The Meh

Lemon Squash is quite interesting, as it’s a soft plastic bottle of a mild lemonade packaged like a snack. I found it bland, but it certainly will have its appeal among others. Fullgurt Candy are hard candies in blueberry and mango yogurt flavors. While the idea has merit and I enjoy both hard candies and yogurt separately, I didn’t care for the flavors here at all.



A couple of things I didn’t enjoy, numerous that I did, and more weirdness than I thought possible. The Premium Crate exclusives continue to easily be worth the $5 upgrade, and three crates in and I’m still extremely happy with the contents of my monthly snack box. The variety nearly makes this worthwhile alone, and the quality is a wonderful bonus.

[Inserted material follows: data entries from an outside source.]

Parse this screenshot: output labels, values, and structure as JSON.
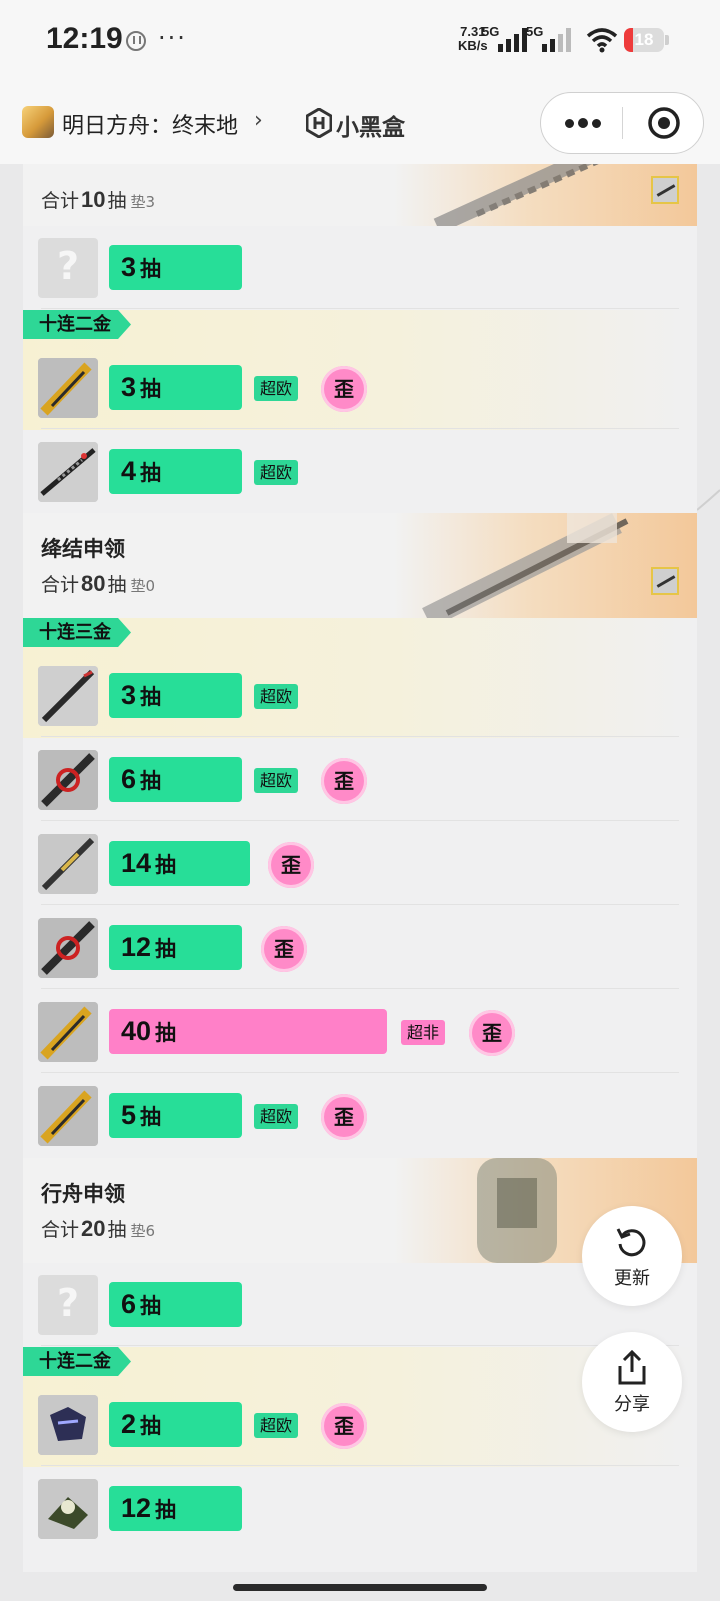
{
  "status_bar": {
    "time": "12:19",
    "dots": "···",
    "net_speed": "7.31",
    "net_unit": "KB/s",
    "sim1": "5G",
    "sim2": "5G",
    "battery": "18",
    "icons": [
      "app-notification-icon",
      "signal-icon",
      "wifi-icon",
      "battery-icon"
    ]
  },
  "header": {
    "app_name": "明日方舟：终末地",
    "chevron": "›",
    "brand": "小黑盒",
    "icons": [
      "more-icon",
      "close-target-icon"
    ]
  },
  "sections": [
    {
      "name": "",
      "total_prefix": "合计",
      "total": "10",
      "total_suffix": "抽",
      "pad": "垫3",
      "bands": [
        {
          "label": "十连二金"
        }
      ],
      "rows": [
        {
          "pulls": "3",
          "unit": "抽",
          "unknown": true,
          "badge": "",
          "wai": ""
        },
        {
          "pulls": "3",
          "unit": "抽",
          "badge": "超欧",
          "wai": "歪"
        },
        {
          "pulls": "4",
          "unit": "抽",
          "badge": "超欧",
          "wai": ""
        }
      ]
    },
    {
      "name": "绛结申领",
      "total_prefix": "合计",
      "total": "80",
      "total_suffix": "抽",
      "pad": "垫0",
      "bands": [
        {
          "label": "十连三金"
        }
      ],
      "rows": [
        {
          "pulls": "3",
          "unit": "抽",
          "badge": "超欧",
          "wai": ""
        },
        {
          "pulls": "6",
          "unit": "抽",
          "badge": "超欧",
          "wai": "歪"
        },
        {
          "pulls": "14",
          "unit": "抽",
          "badge": "",
          "wai": "歪"
        },
        {
          "pulls": "12",
          "unit": "抽",
          "badge": "",
          "wai": "歪"
        },
        {
          "pulls": "40",
          "unit": "抽",
          "badge": "超非",
          "wai": "歪",
          "bar_color": "#ff80c8"
        },
        {
          "pulls": "5",
          "unit": "抽",
          "badge": "超欧",
          "wai": "歪"
        }
      ]
    },
    {
      "name": "行舟申领",
      "total_prefix": "合计",
      "total": "20",
      "total_suffix": "抽",
      "pad": "垫6",
      "bands": [
        {
          "label": "十连二金"
        }
      ],
      "rows": [
        {
          "pulls": "6",
          "unit": "抽",
          "unknown": true,
          "badge": "",
          "wai": ""
        },
        {
          "pulls": "2",
          "unit": "抽",
          "badge": "超欧",
          "wai": "歪"
        },
        {
          "pulls": "12",
          "unit": "抽",
          "badge": "",
          "wai": ""
        }
      ]
    }
  ],
  "fabs": {
    "refresh": "更新",
    "share": "分享"
  },
  "colors": {
    "green": "#27de98",
    "pink": "#ff80c8",
    "band": "#f7f1d3"
  }
}
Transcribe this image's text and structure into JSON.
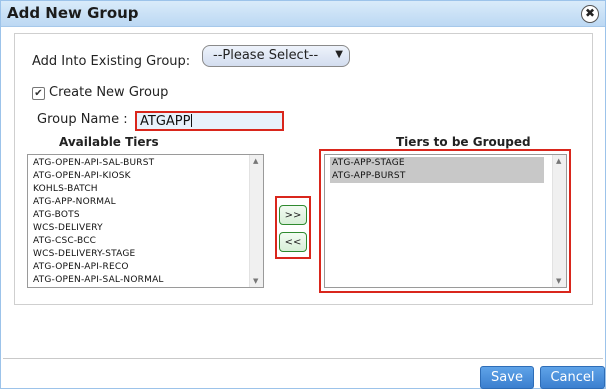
{
  "dialog": {
    "title": "Add New Group",
    "close_symbol": "✖"
  },
  "form": {
    "existing_group_label": "Add Into Existing Group:",
    "existing_group_selected": "--Please Select--",
    "create_new_group_label": "Create New Group",
    "create_new_group_checked": true,
    "group_name_label": "Group Name :",
    "group_name_value": "ATGAPP"
  },
  "available_tiers": {
    "heading": "Available Tiers",
    "items": [
      "ATG-OPEN-API-SAL-BURST",
      "ATG-OPEN-API-KIOSK",
      "KOHLS-BATCH",
      "ATG-APP-NORMAL",
      "ATG-BOTS",
      "WCS-DELIVERY",
      "ATG-CSC-BCC",
      "WCS-DELIVERY-STAGE",
      "ATG-OPEN-API-RECO",
      "ATG-OPEN-API-SAL-NORMAL"
    ]
  },
  "transfer": {
    "add_label": ">>",
    "remove_label": "<<"
  },
  "grouped_tiers": {
    "heading": "Tiers to be Grouped",
    "items": [
      "ATG-APP-STAGE",
      "ATG-APP-BURST"
    ]
  },
  "footer": {
    "save_label": "Save",
    "cancel_label": "Cancel"
  },
  "colors": {
    "highlight_border": "#d9261c",
    "primary_button": "#4a8fdc",
    "title_bar": "#cfe4f7"
  }
}
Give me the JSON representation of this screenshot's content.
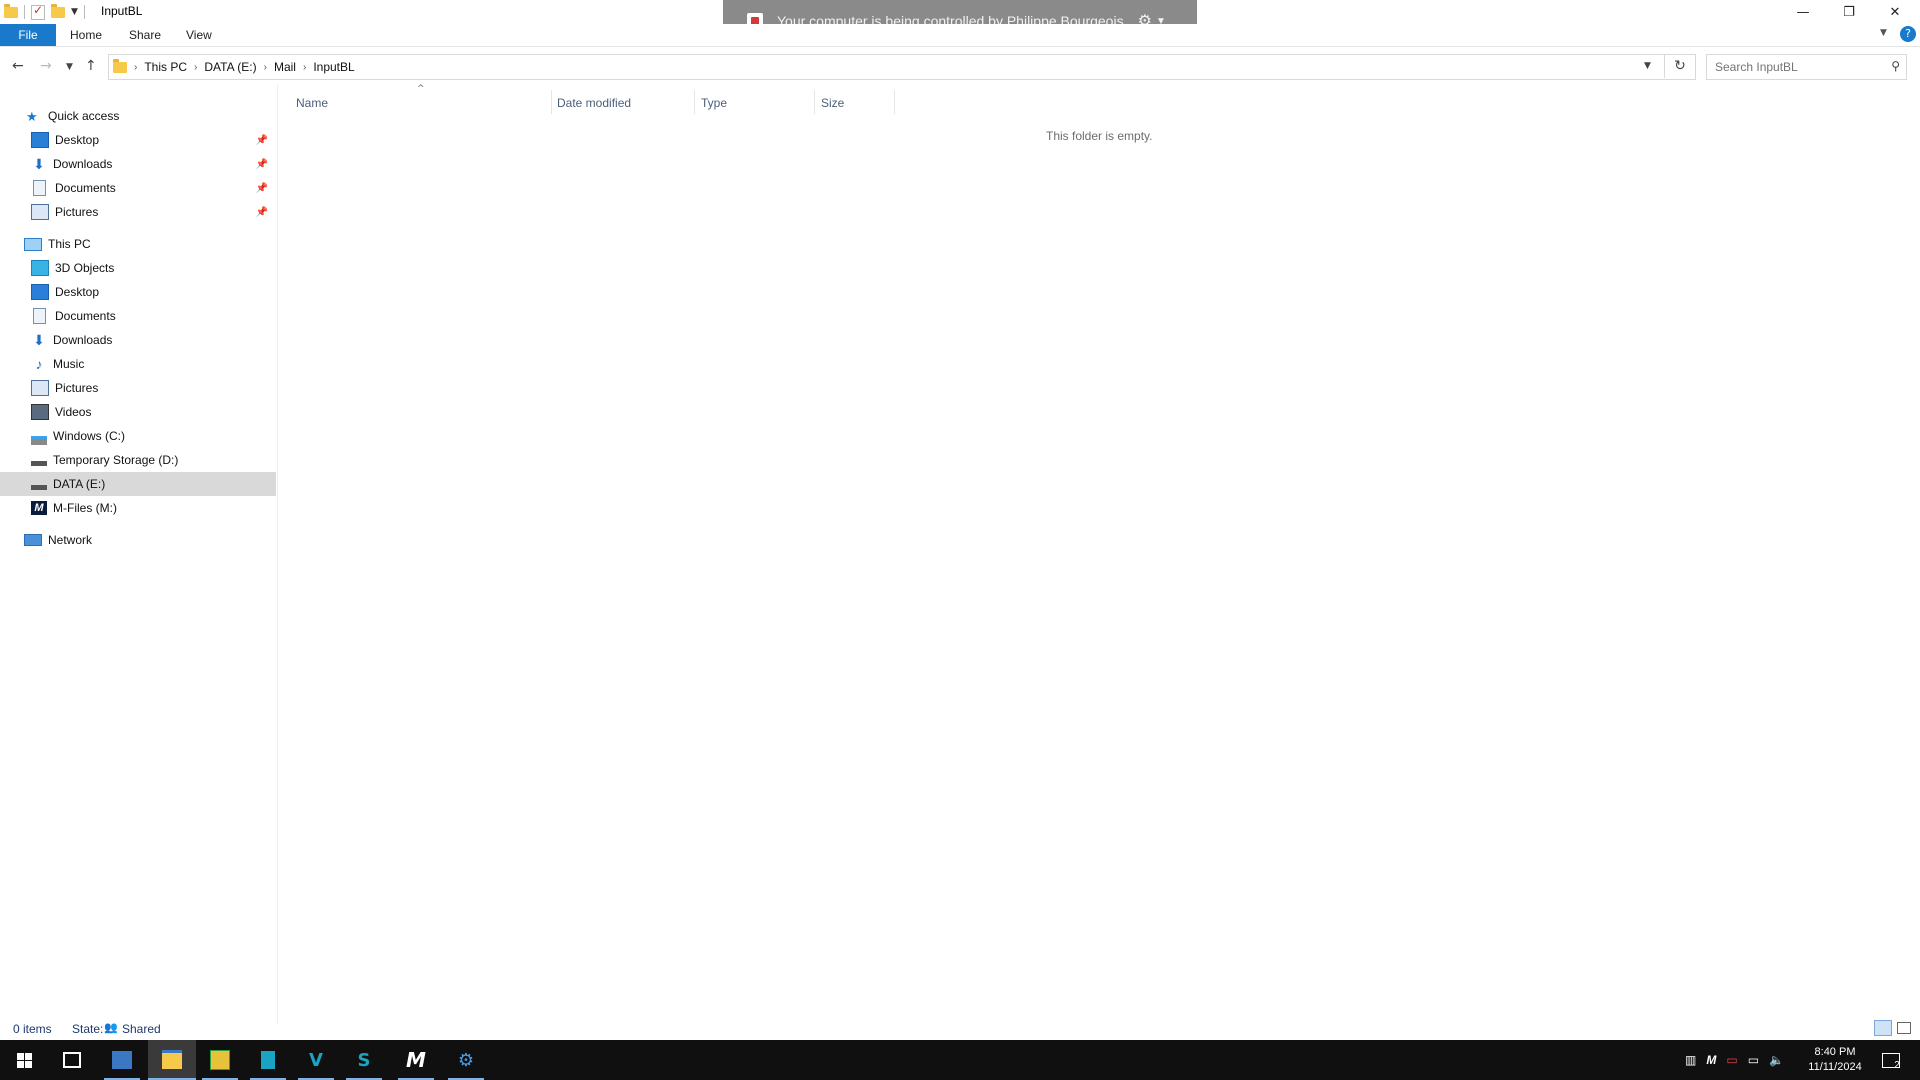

“I know how to get enrolled in school. I brought a raccoon.”

Nothing ever happens in Berke County, but with the exception of his best (and only) friend moving away D.J. Lim is ok with that. He’s totally average in a family of overachievers, but he’s good at being a friend. And the boy with no memory who just fell from the sky in a pair of silver underwear is going to need one…

Hilo, The Boy Who Crashed to Earth is a roller coaster of amusement from start to finish, with some important and touching theme woven in for good measure. Winick’s taken the same type of core concepts that made his Barry Ween series excellent, stripped away all the swearing and off-color humor, and ended up with a children’s book that I can recommend without reservation. It’s not super deep, but it does have layers, lessons, realistic feeling characters and a very odd little boy holding it all together.

Hilo is just plain fun. Can’t wait for book 2.